But we are placed in a system where those who can afford to buy can have the witness. When Bhaskar talks of human dignity, Dusane shrugs him off. In fact he is more confident than Bhaskar about the futility of fighting it out.
It was Nihalani’s first film as a director and you can sense certain rawness in treatment, a film school approach in shot taking but more often than not raw appeal is better than polished approach on celluloid.
His immersive cinematography adds a new dimension to the narrative. He doesn’t gloss over the potholes on Om Puri’s visage but never overplays them ensuring that his silence does all the talking. In fact for the first 10 minutes of the film there is no dialogue but it doesn’t get into the way of storytelling. The half-lit face of Smita stays with you long after the credits roll. So is the interplay of light and shadows in the bylanes of a village where Bhaskar finds himself fighting a lonely battle.
The narrative is interspersed with metaphors making sure that it never gets didactic. On the morning walk the aging judge is hesitant about being touched by the raging sea waves while the young lawyer takes the plunge. It establishes the contrast between the old and the new order and prepares us for the New Wave.
In another scene when Bhaskar is reading about the killing of a Naxal woman the radio news in the background says the Vinoba Bhave is going to protest again cow slaughter. It establishes the priorities of the leaders of the time. It has a contemporary zing to it.

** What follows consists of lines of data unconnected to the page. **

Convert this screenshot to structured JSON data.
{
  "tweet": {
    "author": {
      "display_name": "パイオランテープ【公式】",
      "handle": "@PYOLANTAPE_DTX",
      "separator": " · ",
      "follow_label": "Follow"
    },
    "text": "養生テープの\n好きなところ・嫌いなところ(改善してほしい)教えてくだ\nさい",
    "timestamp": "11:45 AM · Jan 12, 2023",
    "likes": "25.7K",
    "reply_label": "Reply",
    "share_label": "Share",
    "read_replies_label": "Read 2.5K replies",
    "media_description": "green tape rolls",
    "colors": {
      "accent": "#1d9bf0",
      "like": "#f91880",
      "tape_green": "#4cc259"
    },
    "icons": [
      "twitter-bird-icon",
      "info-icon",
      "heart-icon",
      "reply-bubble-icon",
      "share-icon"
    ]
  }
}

When Bhaskar feels helpless in front of persistent silence from the side of Lahanya’s family, the social worker in the village whom Bhaskar labels as Marxist, tells Bhaskar that you pity these people and move on. You want them to speak out when the system is not letting them even breath. He wants to change the system while Bhaskar is eager to help an individual. At the end of the conversation the social worker calls Bhaskar an idealist, which is again a label.
Nihalani is not oblivious to the Bollywood presence in the society. You can see a horse cart promoting Don with “Khaike Paan Benaras Wala Khul Jaye Band Akal Ka Tala” blaring going past Bhaskar. The contrast is clear. While Amitabh Bachchan was doing stunts with bike, Naseer, equally angry, was peddling his way into Indian reality on a cycle. Similarly, when the two ‘respected men’ are undecided as who will take the dancer home for the night, one suggests going for head and tail, the Sholay way.

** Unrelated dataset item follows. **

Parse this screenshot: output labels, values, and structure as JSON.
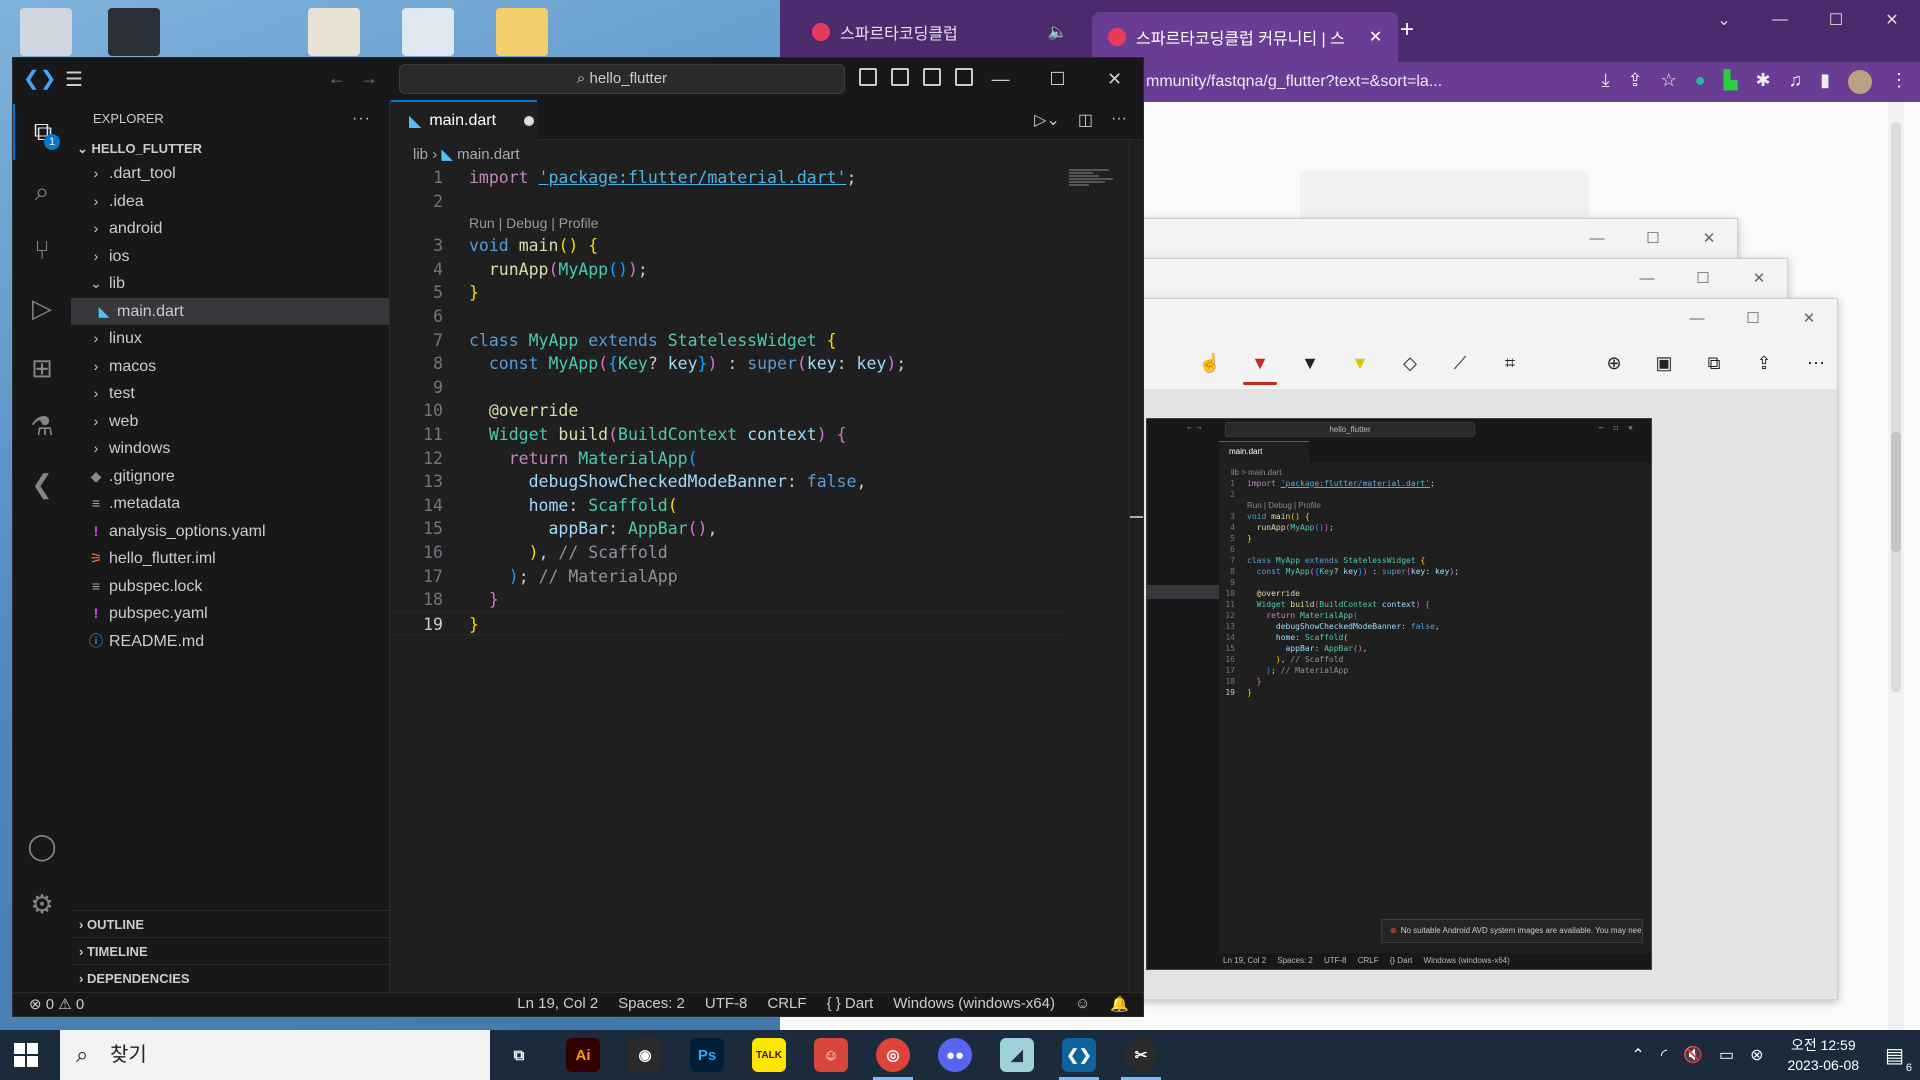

He is threatened, he is attacked, but Bhaskar doesn’t take law in his hands. In fact in the lavani number the dancer (Reema Lagoo) makes a dig at his cold ways but the boy doesn’t give up his pursuit of truth.

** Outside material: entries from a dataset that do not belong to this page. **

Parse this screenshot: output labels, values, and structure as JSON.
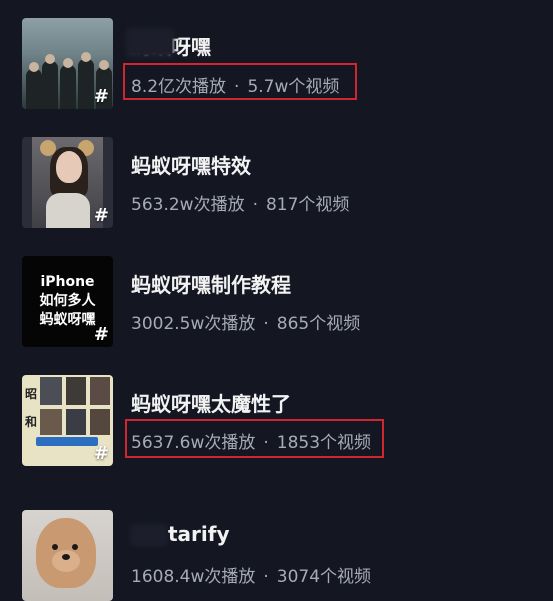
{
  "items": [
    {
      "title": "蚂蚁呀嘿",
      "plays": "8.2亿次播放",
      "separator": "·",
      "videos": "5.7w个视频",
      "hash": "#",
      "highlighted": true
    },
    {
      "title": "蚂蚁呀嘿特效",
      "plays": "563.2w次播放",
      "separator": "·",
      "videos": "817个视频",
      "hash": "#",
      "highlighted": false
    },
    {
      "title": "蚂蚁呀嘿制作教程",
      "plays": "3002.5w次播放",
      "separator": "·",
      "videos": "865个视频",
      "hash": "#",
      "highlighted": false,
      "thumb_text": [
        "iPhone",
        "如何多人",
        "蚂蚁呀嘿"
      ]
    },
    {
      "title": "蚂蚁呀嘿太魔性了",
      "plays": "5637.6w次播放",
      "separator": "·",
      "videos": "1853个视频",
      "hash": "#",
      "highlighted": true,
      "thumb_chars": [
        "昭",
        "和"
      ]
    },
    {
      "title": "tarify",
      "plays": "1608.4w次播放",
      "separator": "·",
      "videos": "3074个视频",
      "hash": "#",
      "highlighted": false
    }
  ],
  "colors": {
    "background": "#141722",
    "highlight_box": "#d0262f",
    "meta_text": "#a7abb6"
  }
}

And when Bhiku actually picks an axe during the climax it is not to cut the contractor to pieces, but to avoid further disgrace. It leaves you stunned, provoked
Genre: Social/political drama
Director: Govind Nihalani
Cast: Naseeruddin Shah, Om Puri, Smita Patil, Amrish Puri, Mohan Agashe, Mahesh Elkunchwar, Nana Palsikar, Arvind Deshpande
Story and screenplay: Vijay Tendulkar
Dialogue: Satyadev Dubey
Music director: Ajit Varman
Lyricist: Vasant Dev and Suryabhanu Gupt
Awards: Won National Film Award for Best Feature Film in Hindi and also Filmfare Award for Best Director, Best Actor (Naseerudin Shah), Best Actor in Supporting Role (Om Puri), Best Story, Best Screenplay and Best Art. Was nominated in Best Film category as well but lost out to “Khoobsurat”.
Trivia: Reema Lagoo, who is known for her mother image, danced to a lavani number in the film.